BRADENTON, Fla. -- Tony Sanchez prefers to be a realist.
The 24-year-old catcher wasn't blind to the fact that the Pirates signed free agent Russell Martin to a two-year contract. He's aware of Michael McKenry's standing on the roster. Rather than delude himself, Sanchez said, he plans to focus on the part of the equation that he can influence.
"I'm not naïve," Sanchez said. "I know the chances of breaking camp with the team are slim to none.
"With McKenry and Martin, they're one and two. I'm going to have to earn it."
Sanchez, the fourth overall pick in the 2009 draft, was added to the 40-man roster this offseason and hopes he can be an opportunist. He knows his playing time in spring training will increase when Martin joins Team Canada for the World Baseball Classic and Ali Solis, a non-roster catcher invited to camp, plays for Mexico. All he can do, he said, is play well enough to impress the coaching staff.
"[Clint] Hurdle hasn't seen me play much, but I know Banny [Jeff Banister] has, and some of the other guys," Sanchez said. "I'd also love to start building a relationship with the big league guys. Even when I'm catching bullpens, I'm trying to learn them, learn their strengths and weaknesses and start building on that rapport with those guys like I had in Triple-A."
Sanchez cracked the roster in Class AAA Indianapolis in June 2012, promoted after posting a .277 average and .370 on-base percentage with Class AA Altoona. He started slowly, hitting .180 with a .448 on-base-plus-slugging percentage (OPS) in June.
"It takes me a month or two to adjust to each level," Sanchez said. "I first got to Indy and I struggled a little bit."
He improved in July, hitting .240 with a .326 on-base percentage and six home runs, and August, when he hit .271. Sanchez learned more about the finer points of catching in Class AAA, which is full of players with major league experience. Catching Pirates pitchers who had spent time in the majors also gave him a new perspective.
"From the time that he got there, he turned into an amazing defensive catcher, intellectual catcher," said Chris Leroux, who pitched to Sanchez in Indianapolis. "Whenever he got there, he wasn't as good as when he left; that's for sure."
Sanchez's education came mostly from observation and conversation.
"We have trust in him when he's decisive about his decisions," Justin Wilson said. "If we shake him and he puts down what he wants again, it shows that he's got confidence in our stuff and allows us to put a lot of confidence in him."

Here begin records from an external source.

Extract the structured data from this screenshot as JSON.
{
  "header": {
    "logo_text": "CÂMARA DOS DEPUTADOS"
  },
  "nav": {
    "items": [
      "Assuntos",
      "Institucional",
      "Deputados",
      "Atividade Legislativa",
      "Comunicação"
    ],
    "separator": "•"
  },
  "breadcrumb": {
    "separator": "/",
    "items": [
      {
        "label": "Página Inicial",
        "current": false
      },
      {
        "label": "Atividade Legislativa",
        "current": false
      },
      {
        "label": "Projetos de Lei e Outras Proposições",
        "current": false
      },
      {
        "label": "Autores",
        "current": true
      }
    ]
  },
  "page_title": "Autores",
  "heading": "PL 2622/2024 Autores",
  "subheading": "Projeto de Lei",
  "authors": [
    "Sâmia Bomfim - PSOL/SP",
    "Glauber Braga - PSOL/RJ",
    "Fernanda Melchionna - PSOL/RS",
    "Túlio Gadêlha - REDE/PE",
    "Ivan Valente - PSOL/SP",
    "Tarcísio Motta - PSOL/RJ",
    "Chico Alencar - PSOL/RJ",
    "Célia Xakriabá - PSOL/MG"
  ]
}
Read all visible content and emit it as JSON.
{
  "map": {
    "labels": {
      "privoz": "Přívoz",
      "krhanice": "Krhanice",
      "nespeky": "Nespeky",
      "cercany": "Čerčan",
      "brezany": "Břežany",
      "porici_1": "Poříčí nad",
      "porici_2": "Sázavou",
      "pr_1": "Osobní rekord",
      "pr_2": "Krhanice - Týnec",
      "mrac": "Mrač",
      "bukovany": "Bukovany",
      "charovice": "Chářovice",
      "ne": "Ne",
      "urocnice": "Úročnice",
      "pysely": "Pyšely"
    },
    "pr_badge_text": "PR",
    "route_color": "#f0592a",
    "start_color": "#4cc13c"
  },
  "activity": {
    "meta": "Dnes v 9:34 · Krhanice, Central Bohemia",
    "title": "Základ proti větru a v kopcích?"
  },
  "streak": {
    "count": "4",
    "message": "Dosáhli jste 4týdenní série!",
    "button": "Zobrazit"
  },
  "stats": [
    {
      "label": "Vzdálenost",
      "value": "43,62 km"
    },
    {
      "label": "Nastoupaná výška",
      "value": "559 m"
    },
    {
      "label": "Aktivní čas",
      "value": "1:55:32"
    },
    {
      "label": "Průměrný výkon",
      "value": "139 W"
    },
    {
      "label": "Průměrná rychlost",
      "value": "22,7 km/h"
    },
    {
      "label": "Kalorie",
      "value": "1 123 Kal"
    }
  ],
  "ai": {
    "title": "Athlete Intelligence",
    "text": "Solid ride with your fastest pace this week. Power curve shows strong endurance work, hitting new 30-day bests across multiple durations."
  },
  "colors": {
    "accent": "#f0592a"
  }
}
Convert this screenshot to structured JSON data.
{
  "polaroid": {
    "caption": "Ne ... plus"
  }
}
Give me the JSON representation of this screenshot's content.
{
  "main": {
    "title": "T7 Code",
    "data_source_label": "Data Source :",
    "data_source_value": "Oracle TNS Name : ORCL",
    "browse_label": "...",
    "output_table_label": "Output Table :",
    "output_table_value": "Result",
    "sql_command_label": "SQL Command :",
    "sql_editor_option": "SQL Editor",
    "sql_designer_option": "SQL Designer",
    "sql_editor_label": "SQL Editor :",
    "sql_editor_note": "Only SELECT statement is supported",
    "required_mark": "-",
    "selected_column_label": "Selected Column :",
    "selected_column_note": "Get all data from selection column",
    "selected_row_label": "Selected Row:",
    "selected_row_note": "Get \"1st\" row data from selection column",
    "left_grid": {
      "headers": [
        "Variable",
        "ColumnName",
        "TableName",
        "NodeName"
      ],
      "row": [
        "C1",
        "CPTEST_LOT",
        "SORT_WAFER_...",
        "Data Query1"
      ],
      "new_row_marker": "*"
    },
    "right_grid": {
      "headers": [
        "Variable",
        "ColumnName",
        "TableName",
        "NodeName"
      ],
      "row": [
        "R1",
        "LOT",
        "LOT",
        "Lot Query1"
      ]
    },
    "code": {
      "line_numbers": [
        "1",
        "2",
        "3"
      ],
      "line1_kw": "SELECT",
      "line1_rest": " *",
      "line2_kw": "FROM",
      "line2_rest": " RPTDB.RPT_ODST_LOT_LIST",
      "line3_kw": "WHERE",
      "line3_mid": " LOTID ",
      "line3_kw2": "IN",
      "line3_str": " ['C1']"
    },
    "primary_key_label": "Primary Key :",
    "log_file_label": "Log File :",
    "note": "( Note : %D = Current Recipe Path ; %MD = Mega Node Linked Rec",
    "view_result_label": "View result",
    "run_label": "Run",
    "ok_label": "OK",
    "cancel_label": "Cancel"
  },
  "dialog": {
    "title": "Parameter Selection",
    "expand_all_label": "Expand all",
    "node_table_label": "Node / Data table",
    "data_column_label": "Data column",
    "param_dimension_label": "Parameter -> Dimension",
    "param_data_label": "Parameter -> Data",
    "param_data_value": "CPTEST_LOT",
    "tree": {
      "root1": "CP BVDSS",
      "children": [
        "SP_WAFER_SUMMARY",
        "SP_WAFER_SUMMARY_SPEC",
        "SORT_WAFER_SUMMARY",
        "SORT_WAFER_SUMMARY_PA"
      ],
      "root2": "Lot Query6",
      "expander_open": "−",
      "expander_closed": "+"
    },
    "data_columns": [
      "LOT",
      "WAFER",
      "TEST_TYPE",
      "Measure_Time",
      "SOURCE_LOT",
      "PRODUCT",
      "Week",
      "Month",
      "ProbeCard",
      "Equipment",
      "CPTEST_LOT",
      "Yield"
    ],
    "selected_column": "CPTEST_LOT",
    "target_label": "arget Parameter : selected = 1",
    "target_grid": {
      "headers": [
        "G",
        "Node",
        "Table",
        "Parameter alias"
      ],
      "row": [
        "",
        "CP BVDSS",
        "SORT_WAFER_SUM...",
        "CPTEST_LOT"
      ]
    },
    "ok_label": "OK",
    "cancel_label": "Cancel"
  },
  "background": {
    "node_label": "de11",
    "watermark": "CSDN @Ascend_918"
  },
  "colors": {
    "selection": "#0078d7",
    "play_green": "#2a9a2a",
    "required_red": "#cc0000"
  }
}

Two days before the Class AAA playoffs started, Sanchez fouled a ball off his big left toe, breaking it. He attempted to stay in the game, but that went poorly because he was catching Gerrit Cole, who throws 100 mph, and Sanchez needed full functionality in his toes to block the pitches.
He sat out the final two games of the regular season before returning for the first playoff game. He favored his left side, attempting to keep the weight off his toe, and ended up straining his left quadriceps tendon.
"By the sixth inning, I couldn't get down into my crouch anymore without a sharp pain shooting through my knee," he said. "This is dumb, I'm hurting myself and my team."
Sanchez has dealt with worse. He took a pitch to the face that broke his jaw in June 2010 and ended his season. The following season, he had a .658 OPS in Altoona but threw out only 22 percent of baserunners.
"He's had setbacks," Wilson said. "He's handled them really well. He keeps a pretty clear head about him and just loves the game of baseball."
"I don't think I've ever seen him mad," Leroux said. "I don't know if that's a good or a bad thing. I've literally never seen him mad. He's always in a positive attitude."
Sanchez spent the offseason working out in Miami at a facility geared toward baseball fitness along with major leaguers Michael Morse, Nelson Cruz and Martin Prado.
"What I told myself ... at the end of last year was, obviously, whatever I'm doing isn't enough because I have struggled the last two years," Sanchez said.
The knee and toe are healthy. That helps, but it won't clear his path to the majors. He is not worried about that.
"You play as well as you can now and you go into Indianapolis and get off to a hot start," he said. "Keep that through the first month, month and a half, and let everything else take care of itself."
• Saturday: Pirates open the spring training schedule vs. Tampa Bay at 1:05 p.m. in Port Charlotte, Fla. Radio: KDKA-FM (93.7).
• Sunday: Pirates open the home portion of their schedule vs. Atlanta at 1:05 p.m. at McKechnie Field in Bradenton, Fla. Radio: KDKA-FM (93.7).
Bill Brink: email@example.com and on Twitter @BrinkPG. First Published February 17, 2013 5:00 AM